Work required:
With all images omitted, write out the records word for word.

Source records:
○ ○ ○ ○ ○

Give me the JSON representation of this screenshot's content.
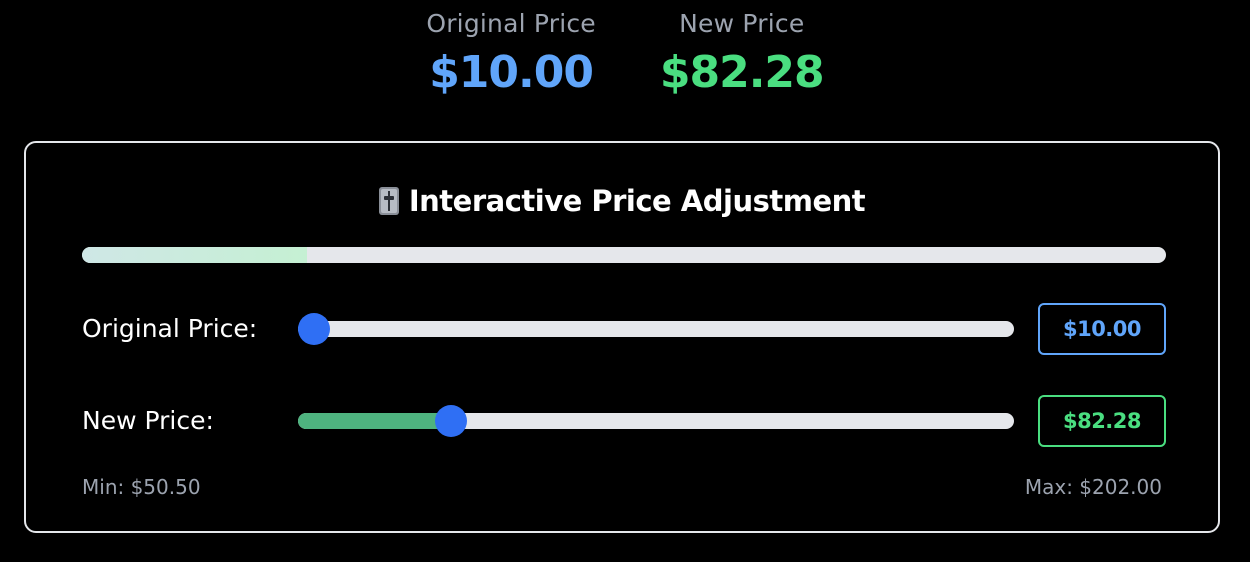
{
  "summary": {
    "original_label": "Original Price",
    "original_value": "$10.00",
    "new_label": "New Price",
    "new_value": "$82.28"
  },
  "panel": {
    "emoji_icon": "slider-control-icon",
    "title": "Interactive Price Adjustment",
    "progress_fraction": 0.208,
    "original": {
      "label": "Original Price:",
      "slider_fraction": 0.0,
      "input_value": "$10.00"
    },
    "new": {
      "label": "New Price:",
      "slider_fraction": 0.2,
      "input_value": "$82.28"
    },
    "min_label": "Min: $50.50",
    "max_label": "Max: $202.00"
  },
  "colors": {
    "original_accent": "#60a5fa",
    "new_accent": "#4ade80",
    "thumb": "#2f6ff4",
    "slider_fill": "#4eb37f"
  }
}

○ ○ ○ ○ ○

Output below:
Give me the JSON representation of this screenshot's content.
{
  "summary": {
    "original_label": "Original Price",
    "original_value": "$10.00",
    "new_label": "New Price",
    "new_value": "$82.28"
  },
  "panel": {
    "emoji_icon": "slider-control-icon",
    "title": "Interactive Price Adjustment",
    "progress_fraction": 0.208,
    "original": {
      "label": "Original Price:",
      "slider_fraction": 0.0,
      "input_value": "$10.00"
    },
    "new": {
      "label": "New Price:",
      "slider_fraction": 0.2,
      "input_value": "$82.28"
    },
    "min_label": "Min: $50.50",
    "max_label": "Max: $202.00"
  },
  "colors": {
    "original_accent": "#60a5fa",
    "new_accent": "#4ade80",
    "thumb": "#2f6ff4",
    "slider_fill": "#4eb37f"
  }
}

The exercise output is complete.